In childhood and early puberty, testosterone level stays rather normal in boys with KS while increasing degeneration of germ cells has been observed since the foetal period. The number of germ cells decreases further during puberty when hyalinisation of seminiferous tubules begins and Sertoli cell degeneration and Leydig cell hyperplasia can be seen. The serum levels of follicle-stimulating hormone (FSH) and especially luteinizing hormone (LH) start to increase in early puberty, which stimulates testosterone production. Around mid-puberty, the response of Leydig cells to the increased level of LH fails, which leads to declining testosterone level and relative androgen deficiency. Declining Leydig and Sertoli cell function ultimately leads to hypergonadotropic hypogonadism in which gonadotropin levels stay rather high while testosterone level is low. In addition, testes of KS patients have four times higher expression of aromatase activity than normal, leading to a high estradiol–testosterone ratio.

Some data discrepancies can be found on the timing of the onset and progression of puberty in KS patients. Some researchers have reported on a delayed onset or progression of puberty in boys with KS, while others claim that KS has no effect on the timing of puberty. Therefore, more information about pubertal timing and the progression of boys with KS is needed. The aim of this retrospective study was to examine the onset and progression of puberty and testosterone supplementation in boys with KS in a single tertiary referral centre.

The data of the Children’s Hospital, Helsinki University Hospital, a single tertiary centre of the Helsinki metropolitan area, were investigated from years 2004 to 2018. Altogether, 113 patients with KS born in 1967–2017 were found on the electronic patient registry by using the International Classification of Diseases 10 diagnoses listed in Table. Boys with mosaic KS or more than two X chromosomes and boys with no available data on pubertal development were excluded from the analysis. Altogether, 72 boys with classic KS (47,XXY), who were born between 1986 and 2006, were included in this study. Some data on a small subset of the boys have been published previously. By the end of the data collection in 2018, 72% (52 out of 72) of boys with KS were over 18 years old.
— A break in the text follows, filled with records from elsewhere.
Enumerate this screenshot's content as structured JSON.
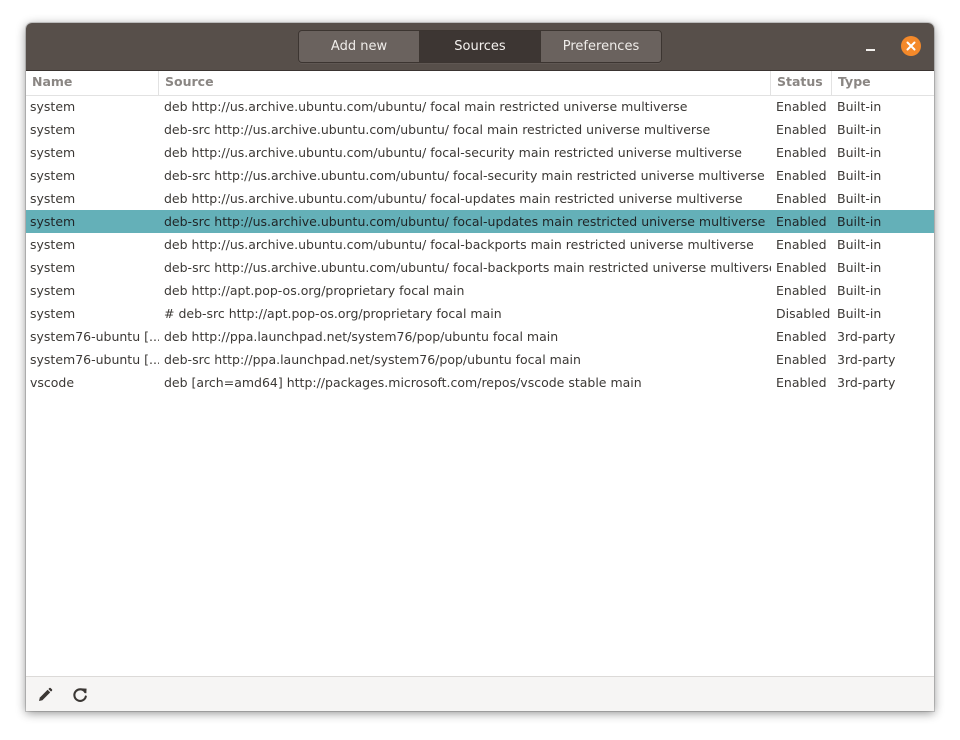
{
  "tabs": [
    {
      "label": "Add new",
      "active": false
    },
    {
      "label": "Sources",
      "active": true
    },
    {
      "label": "Preferences",
      "active": false
    }
  ],
  "window_controls": {
    "minimize_icon": "minimize-icon",
    "close_icon": "close-icon",
    "close_color": "#f4892a"
  },
  "columns": {
    "name": "Name",
    "source": "Source",
    "status": "Status",
    "type": "Type"
  },
  "rows": [
    {
      "name": "system",
      "source": "deb http://us.archive.ubuntu.com/ubuntu/ focal main restricted universe multiverse",
      "status": "Enabled",
      "type": "Built-in"
    },
    {
      "name": "system",
      "source": "deb-src http://us.archive.ubuntu.com/ubuntu/ focal main restricted universe multiverse",
      "status": "Enabled",
      "type": "Built-in"
    },
    {
      "name": "system",
      "source": "deb http://us.archive.ubuntu.com/ubuntu/ focal-security main restricted universe multiverse",
      "status": "Enabled",
      "type": "Built-in"
    },
    {
      "name": "system",
      "source": "deb-src http://us.archive.ubuntu.com/ubuntu/ focal-security main restricted universe multiverse",
      "status": "Enabled",
      "type": "Built-in"
    },
    {
      "name": "system",
      "source": "deb http://us.archive.ubuntu.com/ubuntu/ focal-updates main restricted universe multiverse",
      "status": "Enabled",
      "type": "Built-in"
    },
    {
      "name": "system",
      "source": "deb-src http://us.archive.ubuntu.com/ubuntu/ focal-updates main restricted universe multiverse",
      "status": "Enabled",
      "type": "Built-in",
      "selected": true
    },
    {
      "name": "system",
      "source": "deb http://us.archive.ubuntu.com/ubuntu/ focal-backports main restricted universe multiverse",
      "status": "Enabled",
      "type": "Built-in"
    },
    {
      "name": "system",
      "source": "deb-src http://us.archive.ubuntu.com/ubuntu/ focal-backports main restricted universe multiverse",
      "status": "Enabled",
      "type": "Built-in"
    },
    {
      "name": "system",
      "source": "deb http://apt.pop-os.org/proprietary focal main",
      "status": "Enabled",
      "type": "Built-in"
    },
    {
      "name": "system",
      "source": "# deb-src http://apt.pop-os.org/proprietary focal main",
      "status": "Disabled",
      "type": "Built-in"
    },
    {
      "name": "system76-ubuntu [...]",
      "source": "deb http://ppa.launchpad.net/system76/pop/ubuntu focal main",
      "status": "Enabled",
      "type": "3rd-party"
    },
    {
      "name": "system76-ubuntu [...]",
      "source": "deb-src http://ppa.launchpad.net/system76/pop/ubuntu focal main",
      "status": "Enabled",
      "type": "3rd-party"
    },
    {
      "name": "vscode",
      "source": "deb [arch=amd64] http://packages.microsoft.com/repos/vscode stable main",
      "status": "Enabled",
      "type": "3rd-party"
    }
  ],
  "footer": {
    "edit_icon": "pencil-icon",
    "refresh_icon": "refresh-icon"
  },
  "colors": {
    "titlebar": "#574f4a",
    "selection": "#64b0b8",
    "accent": "#f4892a"
  }
}
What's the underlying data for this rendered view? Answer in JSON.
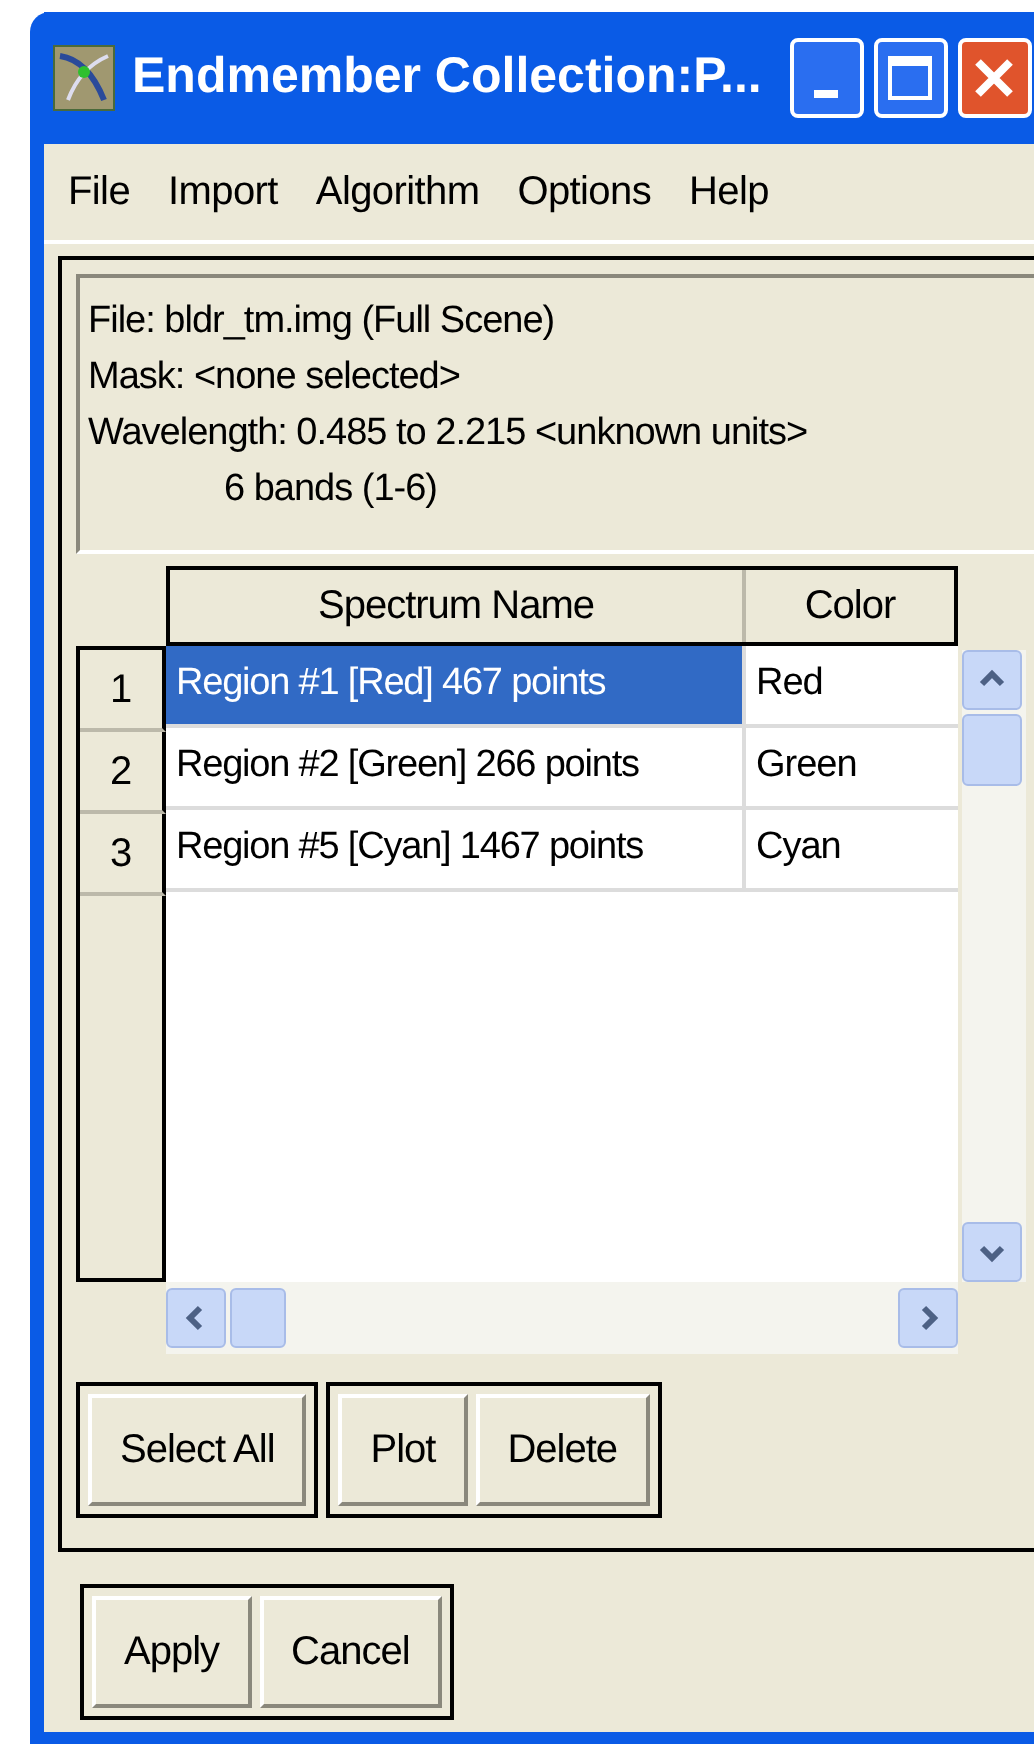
{
  "window": {
    "title": "Endmember Collection:P..."
  },
  "menu": [
    "File",
    "Import",
    "Algorithm",
    "Options",
    "Help"
  ],
  "info": [
    "File: bldr_tm.img (Full Scene)",
    "Mask: <none selected>",
    "Wavelength: 0.485 to 2.215 <unknown units>",
    "6 bands (1-6)"
  ],
  "table": {
    "columns": [
      "Spectrum Name",
      "Color"
    ],
    "rows": [
      {
        "number": "1",
        "name": "Region #1 [Red] 467 points",
        "color_name": "Red",
        "selected": true
      },
      {
        "number": "2",
        "name": "Region #2 [Green] 266 points",
        "color_name": "Green",
        "selected": false
      },
      {
        "number": "3",
        "name": "Region #5 [Cyan] 1467 points",
        "color_name": "Cyan",
        "selected": false
      }
    ]
  },
  "button_groups": [
    [
      "Select All"
    ],
    [
      "Plot",
      "Delete"
    ]
  ],
  "footer_buttons": [
    "Apply",
    "Cancel"
  ]
}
Onset and progression of puberty in Klinefelter syndrome
Tanner, Miettinen, Hero,Toppari, Raivio